It’s important here for us to make four clarifications.
First, we do not mean to imply here that if an effort for God “flops,” it was because the person who was seeking to serve Him was having theological problems or struggles. Church history testifies that many initially apparent “flops” actually turned out to be tremendous successes when viewed long term. Yet it is undeniable that if a spokesman for God isn’t sure what he believes, God’s blessing on his efforts will be hindered.
Second, we also are not saying that a trust in God’s Word automatically will bear immediate abundant fruit, as was the case with the crusade in Los Angeles. Of course, God’s promise is sure:
So shall My word be that goes forth from My mouth;
It shall not return to Me void,
But it shall accomplish what I please.

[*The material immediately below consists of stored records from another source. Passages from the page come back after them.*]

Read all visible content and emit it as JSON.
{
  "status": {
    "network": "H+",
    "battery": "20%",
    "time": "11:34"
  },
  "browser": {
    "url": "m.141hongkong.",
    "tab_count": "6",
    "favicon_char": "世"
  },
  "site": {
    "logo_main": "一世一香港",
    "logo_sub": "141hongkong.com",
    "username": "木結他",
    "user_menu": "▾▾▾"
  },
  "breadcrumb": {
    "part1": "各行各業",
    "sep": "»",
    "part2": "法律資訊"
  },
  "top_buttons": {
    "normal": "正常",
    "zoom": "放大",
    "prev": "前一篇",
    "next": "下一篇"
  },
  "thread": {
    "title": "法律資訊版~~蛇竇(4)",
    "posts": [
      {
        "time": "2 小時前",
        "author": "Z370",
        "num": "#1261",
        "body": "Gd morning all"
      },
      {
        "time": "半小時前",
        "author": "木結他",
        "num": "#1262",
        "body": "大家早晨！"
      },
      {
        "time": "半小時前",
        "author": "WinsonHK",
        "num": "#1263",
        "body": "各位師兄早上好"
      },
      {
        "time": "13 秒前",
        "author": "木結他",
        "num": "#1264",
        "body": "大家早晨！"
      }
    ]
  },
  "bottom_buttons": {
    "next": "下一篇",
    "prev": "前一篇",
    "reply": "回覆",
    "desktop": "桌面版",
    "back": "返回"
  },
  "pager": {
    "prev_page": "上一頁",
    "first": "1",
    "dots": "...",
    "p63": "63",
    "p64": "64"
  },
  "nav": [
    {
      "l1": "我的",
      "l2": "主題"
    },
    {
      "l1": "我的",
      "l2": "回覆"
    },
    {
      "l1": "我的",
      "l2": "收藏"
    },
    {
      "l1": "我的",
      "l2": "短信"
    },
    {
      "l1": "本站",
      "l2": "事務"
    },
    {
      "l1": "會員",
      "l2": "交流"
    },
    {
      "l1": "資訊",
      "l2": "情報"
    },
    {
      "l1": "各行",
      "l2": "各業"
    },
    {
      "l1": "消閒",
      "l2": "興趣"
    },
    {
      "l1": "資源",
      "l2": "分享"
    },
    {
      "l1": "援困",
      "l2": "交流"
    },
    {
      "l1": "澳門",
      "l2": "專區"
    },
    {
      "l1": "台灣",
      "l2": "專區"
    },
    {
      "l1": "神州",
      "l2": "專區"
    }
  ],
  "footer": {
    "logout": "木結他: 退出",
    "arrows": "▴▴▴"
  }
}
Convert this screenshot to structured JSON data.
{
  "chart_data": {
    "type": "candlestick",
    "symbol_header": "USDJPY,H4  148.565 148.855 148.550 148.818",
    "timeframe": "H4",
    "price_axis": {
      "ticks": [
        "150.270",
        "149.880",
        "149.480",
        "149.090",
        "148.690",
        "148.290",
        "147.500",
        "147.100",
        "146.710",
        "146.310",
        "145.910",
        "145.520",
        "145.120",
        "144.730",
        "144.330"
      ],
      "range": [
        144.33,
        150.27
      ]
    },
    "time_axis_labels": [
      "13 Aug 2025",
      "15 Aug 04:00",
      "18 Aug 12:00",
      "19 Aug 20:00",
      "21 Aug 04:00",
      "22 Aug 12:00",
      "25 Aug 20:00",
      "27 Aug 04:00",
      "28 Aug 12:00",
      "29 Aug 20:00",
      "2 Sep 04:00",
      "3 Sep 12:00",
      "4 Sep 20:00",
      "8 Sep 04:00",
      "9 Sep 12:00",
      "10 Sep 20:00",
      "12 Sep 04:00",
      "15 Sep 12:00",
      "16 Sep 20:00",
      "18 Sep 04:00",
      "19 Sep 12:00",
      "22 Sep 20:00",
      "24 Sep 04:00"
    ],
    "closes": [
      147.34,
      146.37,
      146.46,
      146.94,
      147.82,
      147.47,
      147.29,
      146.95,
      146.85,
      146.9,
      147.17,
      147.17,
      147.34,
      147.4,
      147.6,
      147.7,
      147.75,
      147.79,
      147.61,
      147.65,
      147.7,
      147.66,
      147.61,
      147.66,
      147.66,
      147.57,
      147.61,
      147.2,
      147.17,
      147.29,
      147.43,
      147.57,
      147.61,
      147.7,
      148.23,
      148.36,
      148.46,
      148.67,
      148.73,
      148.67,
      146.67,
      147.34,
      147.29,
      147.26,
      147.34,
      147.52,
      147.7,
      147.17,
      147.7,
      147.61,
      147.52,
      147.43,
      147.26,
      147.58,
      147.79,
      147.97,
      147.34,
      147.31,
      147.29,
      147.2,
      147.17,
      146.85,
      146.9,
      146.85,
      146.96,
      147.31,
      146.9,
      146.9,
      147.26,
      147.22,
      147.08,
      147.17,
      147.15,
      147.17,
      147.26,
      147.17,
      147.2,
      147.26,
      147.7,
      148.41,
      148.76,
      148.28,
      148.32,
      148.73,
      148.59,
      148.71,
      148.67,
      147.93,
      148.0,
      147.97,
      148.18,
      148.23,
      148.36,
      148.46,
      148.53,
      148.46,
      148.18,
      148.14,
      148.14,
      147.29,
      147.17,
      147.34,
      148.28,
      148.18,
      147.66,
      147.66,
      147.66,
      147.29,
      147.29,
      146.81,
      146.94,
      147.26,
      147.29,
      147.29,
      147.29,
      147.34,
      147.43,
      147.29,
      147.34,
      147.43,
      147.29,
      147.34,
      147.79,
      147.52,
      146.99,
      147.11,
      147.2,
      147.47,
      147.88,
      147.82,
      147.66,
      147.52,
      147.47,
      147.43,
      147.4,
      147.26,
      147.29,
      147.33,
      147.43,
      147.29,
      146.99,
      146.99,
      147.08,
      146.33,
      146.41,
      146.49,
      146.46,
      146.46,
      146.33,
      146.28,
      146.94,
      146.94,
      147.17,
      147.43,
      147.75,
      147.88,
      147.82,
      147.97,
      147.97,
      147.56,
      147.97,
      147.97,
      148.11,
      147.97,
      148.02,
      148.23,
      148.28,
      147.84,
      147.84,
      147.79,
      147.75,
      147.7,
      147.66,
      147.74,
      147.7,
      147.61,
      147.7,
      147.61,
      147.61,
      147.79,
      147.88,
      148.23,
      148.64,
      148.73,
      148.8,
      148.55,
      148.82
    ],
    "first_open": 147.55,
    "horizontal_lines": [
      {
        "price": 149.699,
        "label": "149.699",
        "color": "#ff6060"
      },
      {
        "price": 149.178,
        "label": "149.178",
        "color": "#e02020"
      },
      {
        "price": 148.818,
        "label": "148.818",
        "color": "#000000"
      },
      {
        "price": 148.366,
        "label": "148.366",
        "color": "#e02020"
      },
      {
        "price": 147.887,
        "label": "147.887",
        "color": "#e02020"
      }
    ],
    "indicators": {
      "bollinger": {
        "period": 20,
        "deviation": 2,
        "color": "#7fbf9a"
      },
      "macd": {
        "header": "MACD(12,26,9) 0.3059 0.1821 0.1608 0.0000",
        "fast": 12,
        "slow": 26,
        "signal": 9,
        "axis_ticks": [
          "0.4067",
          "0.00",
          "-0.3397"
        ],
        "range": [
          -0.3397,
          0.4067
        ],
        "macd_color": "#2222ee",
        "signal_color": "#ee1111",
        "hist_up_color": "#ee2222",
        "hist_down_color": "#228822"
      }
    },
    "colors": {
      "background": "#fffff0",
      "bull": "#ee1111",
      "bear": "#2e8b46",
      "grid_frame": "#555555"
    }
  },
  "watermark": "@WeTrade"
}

And it shall prosper in the thing for which I sent it” (Isa. 55:11).
Sometimes, however, fruit does not appear until many, many years after the seeds were planted.
A third thing we are not implying is that a person must or even should believe God’s Word in a total blind leap of faith, without any rational reasons for doing so. Faith in God’s Word is reasonable.
Faith in God’s Word is reasonable.
Just ask Lee Strobel, a former investigative reporter for the Chicago Tribune who was an atheist. He became a Christian after he investigated the historicity and viability of Christianity. After becoming a believer, he wrote an entire book titled The Case for Faith.8
One final word of caution is in order. This is our fourth consideration. While faith is reasonable, we must never approach the Bible expecting all our questions to be answered. If the Bible really does have God as its ultimate author, as the Bible affirms (see 2 Tim. 3:16; 2 Pet. 1:20-21) and as Christians historically have believed, should we not expect that at least some parts of it will be beyond our comprehension? God, after all, is infinite, and we are finite. God has revealed Himself in ways we can understand, but part of the understanding we acquire when we learn about God includes the reasonable idea that we cannot fathom everything about Him and must exercise faith regarding what we don’t see or comprehend.
Let’s put it another way. If you had no unanswered questions about the Scriptures, you wouldn’t need to exercise faith. Keep in mind that “without faith it is impossible to please Him, for he who comes to must believe that He is, and that he is a rewarder of those who diligently seek Him” (Heb. 11:6). Why does God require faith? I believe at least part of the answer is that you can’t have any kind of meaningful, deep relationship with someone you don’t trust!
Why does God require faith? I believe at least part of the answer is that you can’t have any kind of meaningful, deep relationship with someone you don’t trust!
As a Christian, have you experienced doubts about God’s Word? Doubts and struggles occur at times in the Christian life, but we need to make sure we don’t respond to them in the end with unbelief, as Chuck Templeton did. Thus, a critical hour of decision like the one Billy Graham had may be necessary for you.
God can be trusted, and He honors those who put their faith in Him.
You can take that, my friends, to the bank!
Copyright © 2018 by B. Nathaniel Sullivan. All rights reserved.
newsreel on the LA Crusade, 1949
Unless otherwise indicated, Scripture has been taken from the New King James Version®. Copyright © 1982 by Thomas Nelson, Inc. Used by permission. All rights reserved.
top image: Billy Graham (right) with son Franklin in 1994
Los Angeles Crusade Poster, Billy Graham Library
credit for photo of Billy Graham in 1954
credit for photo of Lee Strobel
1Billy Graham, Just As I Am: The Autobiography of Billy Graham, [New York: HarperCollins Publishers, 1997], 134
5Hour of Decision would become the title of a weekly radio broadcast produced by the Billy Graham Evangelistic Association.
8Lee Strobel, The Case for Faith. (Grand Rapids: Zondervan. 2000).
Graham, Billy. Just As I Am. New York: HarperCollins, 1997. Pages 98-100,133-143. All quotations in the account of Billy Graham’s struggle come from this work: pp. 134,138,139.
Strobel, Lee. The Case for Faith. Grand Rapids: Zondervan. 2000.
Additional sources used:
Billy Graham Evangelistic Association, Billy Graham: God’s Ambassador, (Alexandria, VA: Time-Life Books, 1999), 45-54.